Opinion: Social Security numbers are a nightmare in action

Social Security cards - Public Domain

Little has changed since the Equifax breach of 2017 when attackers compromised the Social Security numbers of nearly 145.5 million Americans. A 2015 NPR study found that around 60-80 percent of all SSNs have been lost to hackers, and identity theft has been on the rise during the COVID-19 pandemic due to increased unemployment fraud and IRS-related scams.

Social Security numbers were introduced in the 1930s by the Social Security Administration and were originally intended to track worker contributions to a national retirement fund. Until 1972, Social Security cards were explicitly printed “not for identification.” Now, 9-digit SSNs are used by countless industries, including banks, credit card companies, auto lenders, and government agencies, to identify and authenticate people’s data. This system relies on keeping your SSN a secret—no easy task when potentially 80 percent of SSNs have already been compromised by hackers. And once data is stolen and distributed, it’s nearly impossible to recover. “A Social Security number was never intended to act as a security mechanism,” said James Scott, a senior fellow with the Institute for Critical Infrastructure Technology. “SSNs were introduced as identifiers, and organizations eventually employed them as a convenient, if not insecure control for identifying, cataloging, and authenticating consumers.

“Simply put, Social Security numbers are not secure and were never meant to authenticate data subjects.”

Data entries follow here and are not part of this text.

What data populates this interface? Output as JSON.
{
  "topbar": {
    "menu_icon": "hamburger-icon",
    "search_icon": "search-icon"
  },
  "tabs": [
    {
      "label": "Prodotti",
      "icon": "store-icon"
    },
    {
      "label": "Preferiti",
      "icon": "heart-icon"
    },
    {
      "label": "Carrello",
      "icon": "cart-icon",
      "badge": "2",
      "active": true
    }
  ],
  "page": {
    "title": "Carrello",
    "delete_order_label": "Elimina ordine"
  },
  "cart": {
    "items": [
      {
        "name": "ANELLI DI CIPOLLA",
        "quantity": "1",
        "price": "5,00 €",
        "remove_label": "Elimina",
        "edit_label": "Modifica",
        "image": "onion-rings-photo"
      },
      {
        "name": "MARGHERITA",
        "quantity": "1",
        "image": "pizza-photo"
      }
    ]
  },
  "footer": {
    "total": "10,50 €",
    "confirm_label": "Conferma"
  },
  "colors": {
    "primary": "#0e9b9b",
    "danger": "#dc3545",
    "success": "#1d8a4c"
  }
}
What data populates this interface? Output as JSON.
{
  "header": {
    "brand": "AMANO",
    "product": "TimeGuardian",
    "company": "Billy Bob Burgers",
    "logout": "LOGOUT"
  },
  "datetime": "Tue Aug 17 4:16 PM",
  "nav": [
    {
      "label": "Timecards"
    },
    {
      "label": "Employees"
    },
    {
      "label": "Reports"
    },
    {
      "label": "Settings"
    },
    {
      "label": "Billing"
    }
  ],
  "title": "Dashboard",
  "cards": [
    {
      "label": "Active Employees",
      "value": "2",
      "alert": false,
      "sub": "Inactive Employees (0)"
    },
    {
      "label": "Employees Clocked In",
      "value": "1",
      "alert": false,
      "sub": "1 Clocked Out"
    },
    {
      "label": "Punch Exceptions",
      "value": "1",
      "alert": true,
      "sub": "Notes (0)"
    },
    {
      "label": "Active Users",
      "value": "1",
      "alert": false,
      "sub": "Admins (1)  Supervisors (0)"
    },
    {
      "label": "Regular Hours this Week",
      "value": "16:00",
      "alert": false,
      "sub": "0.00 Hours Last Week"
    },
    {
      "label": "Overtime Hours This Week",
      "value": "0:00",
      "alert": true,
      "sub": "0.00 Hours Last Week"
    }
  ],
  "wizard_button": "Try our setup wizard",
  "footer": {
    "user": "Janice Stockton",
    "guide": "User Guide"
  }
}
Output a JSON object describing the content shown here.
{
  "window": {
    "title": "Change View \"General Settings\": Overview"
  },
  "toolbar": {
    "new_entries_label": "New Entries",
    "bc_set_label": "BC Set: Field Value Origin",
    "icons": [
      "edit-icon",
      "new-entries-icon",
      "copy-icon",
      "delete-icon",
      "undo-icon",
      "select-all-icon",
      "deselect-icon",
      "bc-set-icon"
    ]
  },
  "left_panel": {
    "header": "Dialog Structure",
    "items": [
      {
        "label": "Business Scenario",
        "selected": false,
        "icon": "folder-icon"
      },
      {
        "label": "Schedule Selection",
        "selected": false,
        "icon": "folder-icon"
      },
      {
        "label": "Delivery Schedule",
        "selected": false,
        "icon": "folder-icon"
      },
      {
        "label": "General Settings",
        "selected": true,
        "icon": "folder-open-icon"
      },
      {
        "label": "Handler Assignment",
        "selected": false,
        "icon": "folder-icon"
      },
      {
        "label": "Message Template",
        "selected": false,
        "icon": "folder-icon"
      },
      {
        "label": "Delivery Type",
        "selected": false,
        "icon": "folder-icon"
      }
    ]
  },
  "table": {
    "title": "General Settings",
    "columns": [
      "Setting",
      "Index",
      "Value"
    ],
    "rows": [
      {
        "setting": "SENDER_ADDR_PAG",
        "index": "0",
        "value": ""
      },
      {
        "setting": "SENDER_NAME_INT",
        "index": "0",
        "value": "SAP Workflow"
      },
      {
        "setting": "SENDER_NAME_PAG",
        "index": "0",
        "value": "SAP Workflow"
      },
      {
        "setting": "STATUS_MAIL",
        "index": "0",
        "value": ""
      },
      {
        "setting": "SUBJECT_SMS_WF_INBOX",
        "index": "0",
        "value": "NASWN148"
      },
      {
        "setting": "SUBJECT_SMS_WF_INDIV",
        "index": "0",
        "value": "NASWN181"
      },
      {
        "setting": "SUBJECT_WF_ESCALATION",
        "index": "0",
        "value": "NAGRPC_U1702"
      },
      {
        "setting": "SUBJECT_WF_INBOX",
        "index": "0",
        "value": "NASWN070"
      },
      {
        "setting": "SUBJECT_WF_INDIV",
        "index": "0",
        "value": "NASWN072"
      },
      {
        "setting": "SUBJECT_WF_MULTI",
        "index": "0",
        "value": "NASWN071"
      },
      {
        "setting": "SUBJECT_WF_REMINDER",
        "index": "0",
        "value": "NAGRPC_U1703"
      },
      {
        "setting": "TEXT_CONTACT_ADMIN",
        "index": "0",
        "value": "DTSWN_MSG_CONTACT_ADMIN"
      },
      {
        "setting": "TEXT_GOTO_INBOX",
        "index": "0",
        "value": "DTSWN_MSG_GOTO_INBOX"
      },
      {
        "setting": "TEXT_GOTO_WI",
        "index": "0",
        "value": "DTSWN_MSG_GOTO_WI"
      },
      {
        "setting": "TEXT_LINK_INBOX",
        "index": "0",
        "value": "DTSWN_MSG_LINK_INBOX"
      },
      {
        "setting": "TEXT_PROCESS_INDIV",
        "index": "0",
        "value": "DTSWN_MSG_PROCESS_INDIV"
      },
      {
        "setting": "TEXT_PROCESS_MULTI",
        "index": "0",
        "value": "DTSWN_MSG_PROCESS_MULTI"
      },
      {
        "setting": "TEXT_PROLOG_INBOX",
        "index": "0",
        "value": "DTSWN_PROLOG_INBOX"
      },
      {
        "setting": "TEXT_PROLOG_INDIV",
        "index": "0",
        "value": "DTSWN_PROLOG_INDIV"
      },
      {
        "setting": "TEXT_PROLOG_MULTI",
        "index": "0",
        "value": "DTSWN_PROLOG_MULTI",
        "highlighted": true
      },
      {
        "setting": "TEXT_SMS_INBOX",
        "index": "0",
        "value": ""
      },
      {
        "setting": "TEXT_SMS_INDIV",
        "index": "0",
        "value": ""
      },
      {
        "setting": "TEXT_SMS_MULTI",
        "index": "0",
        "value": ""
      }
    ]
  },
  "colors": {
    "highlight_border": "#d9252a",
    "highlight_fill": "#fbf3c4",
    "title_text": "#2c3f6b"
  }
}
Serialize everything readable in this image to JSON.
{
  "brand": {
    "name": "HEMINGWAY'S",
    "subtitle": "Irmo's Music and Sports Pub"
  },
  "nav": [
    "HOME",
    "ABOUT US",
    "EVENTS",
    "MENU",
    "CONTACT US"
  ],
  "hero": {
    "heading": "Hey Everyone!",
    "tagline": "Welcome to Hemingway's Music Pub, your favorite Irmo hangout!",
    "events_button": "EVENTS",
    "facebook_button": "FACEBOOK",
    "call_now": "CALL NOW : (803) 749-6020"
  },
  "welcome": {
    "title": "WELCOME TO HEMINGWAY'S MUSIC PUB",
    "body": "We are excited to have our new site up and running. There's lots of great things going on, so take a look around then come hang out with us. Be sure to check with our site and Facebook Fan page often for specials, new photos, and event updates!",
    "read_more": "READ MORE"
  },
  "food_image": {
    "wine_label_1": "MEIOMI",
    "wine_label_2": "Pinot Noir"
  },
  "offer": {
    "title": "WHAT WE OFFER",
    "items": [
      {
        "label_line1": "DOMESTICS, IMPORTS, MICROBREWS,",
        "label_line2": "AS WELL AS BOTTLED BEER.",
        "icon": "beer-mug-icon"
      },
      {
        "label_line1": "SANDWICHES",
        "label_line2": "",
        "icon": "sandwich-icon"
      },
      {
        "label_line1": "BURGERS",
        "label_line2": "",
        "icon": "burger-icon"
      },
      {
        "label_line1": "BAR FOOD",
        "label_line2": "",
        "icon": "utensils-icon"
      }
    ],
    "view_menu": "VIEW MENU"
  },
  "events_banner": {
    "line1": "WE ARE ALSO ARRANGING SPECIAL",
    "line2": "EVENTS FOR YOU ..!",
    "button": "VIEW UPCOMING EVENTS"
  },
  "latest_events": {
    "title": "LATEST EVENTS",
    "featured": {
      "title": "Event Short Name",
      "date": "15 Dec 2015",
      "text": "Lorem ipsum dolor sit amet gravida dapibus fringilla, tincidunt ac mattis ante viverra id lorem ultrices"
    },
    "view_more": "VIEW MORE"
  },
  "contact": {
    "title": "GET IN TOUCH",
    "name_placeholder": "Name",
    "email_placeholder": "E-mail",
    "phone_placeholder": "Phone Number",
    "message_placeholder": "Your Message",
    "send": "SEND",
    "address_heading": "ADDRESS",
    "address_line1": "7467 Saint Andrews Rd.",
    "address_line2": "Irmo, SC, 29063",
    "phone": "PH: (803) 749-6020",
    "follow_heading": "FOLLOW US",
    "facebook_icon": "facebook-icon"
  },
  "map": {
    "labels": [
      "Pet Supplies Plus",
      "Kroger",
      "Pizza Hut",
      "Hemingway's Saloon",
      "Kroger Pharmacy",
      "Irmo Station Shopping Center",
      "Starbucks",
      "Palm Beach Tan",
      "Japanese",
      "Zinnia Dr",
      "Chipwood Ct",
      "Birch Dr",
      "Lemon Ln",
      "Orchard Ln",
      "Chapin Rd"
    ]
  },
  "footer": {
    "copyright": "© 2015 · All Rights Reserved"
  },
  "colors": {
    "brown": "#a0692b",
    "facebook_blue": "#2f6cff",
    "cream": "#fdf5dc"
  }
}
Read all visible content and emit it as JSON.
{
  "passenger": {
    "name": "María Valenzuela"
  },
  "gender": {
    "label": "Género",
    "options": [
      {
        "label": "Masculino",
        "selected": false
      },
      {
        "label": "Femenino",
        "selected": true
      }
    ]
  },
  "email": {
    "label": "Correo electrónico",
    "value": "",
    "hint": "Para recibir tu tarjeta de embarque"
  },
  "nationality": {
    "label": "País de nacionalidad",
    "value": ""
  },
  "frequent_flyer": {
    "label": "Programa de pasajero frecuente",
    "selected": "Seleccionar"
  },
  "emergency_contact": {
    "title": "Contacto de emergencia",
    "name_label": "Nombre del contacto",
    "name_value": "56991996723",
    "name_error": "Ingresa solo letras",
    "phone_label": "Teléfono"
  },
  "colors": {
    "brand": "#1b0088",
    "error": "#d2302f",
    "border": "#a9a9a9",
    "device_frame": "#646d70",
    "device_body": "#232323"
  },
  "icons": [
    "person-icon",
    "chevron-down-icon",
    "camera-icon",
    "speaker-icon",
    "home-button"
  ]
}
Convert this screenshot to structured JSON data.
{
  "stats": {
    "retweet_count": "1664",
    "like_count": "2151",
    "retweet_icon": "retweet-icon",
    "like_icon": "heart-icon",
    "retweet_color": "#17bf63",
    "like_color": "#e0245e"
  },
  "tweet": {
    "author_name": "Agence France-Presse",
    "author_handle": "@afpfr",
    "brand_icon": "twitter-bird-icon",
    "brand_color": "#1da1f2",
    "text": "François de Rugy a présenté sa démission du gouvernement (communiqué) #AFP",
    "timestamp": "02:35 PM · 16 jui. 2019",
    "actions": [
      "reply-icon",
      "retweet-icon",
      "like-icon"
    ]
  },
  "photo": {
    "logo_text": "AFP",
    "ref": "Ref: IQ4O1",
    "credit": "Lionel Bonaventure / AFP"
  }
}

Transitioning 300 million Americans away from this system will be vastly difficult. Developing a new digital authentication and identification to be used throughout government, financial, and healthcare industries and private institutions is inevitably resource-intensive. The process of implementing a new solution and the liminal space can create an opportunity for unforeseen vulnerabilities in the new system—not to mention that many Americans don’t have easy access to broadband internet connection or computers. There are over 300 million SSN holders in the United States, and everyone would need to invest time in the transition for it to be effective. The SSN has failed as an authenticator and needs a secure replacement, but a new system can’t be rolled out overnight.

            “A fundamental right of a human being is to engage in unlinkable activities,” says Emin Gun Sirer, a distributed systems and cryptography researcher at Cornell University. “So if you build an identity registry system that is too powerful, you suddenly find yourself in situations where your activities are always linked. So an identity system should expose linkages where they must legally be exposed—like if I try to get a lot of credit at once. But I should also be able to break that linkage when it need not be there. If I need to prove how old I am to a service, I should be able to just issue them a proof without them knowing anything else about me.”

Sirer is an advocate for an SSN replacement built on the cryptographic process known as a “zero-knowledge proof” for proving that a statement is true without any actual information about the assertion itself. A system utilizing a zero-knowledge proof would authenticate someone without knowing their identity.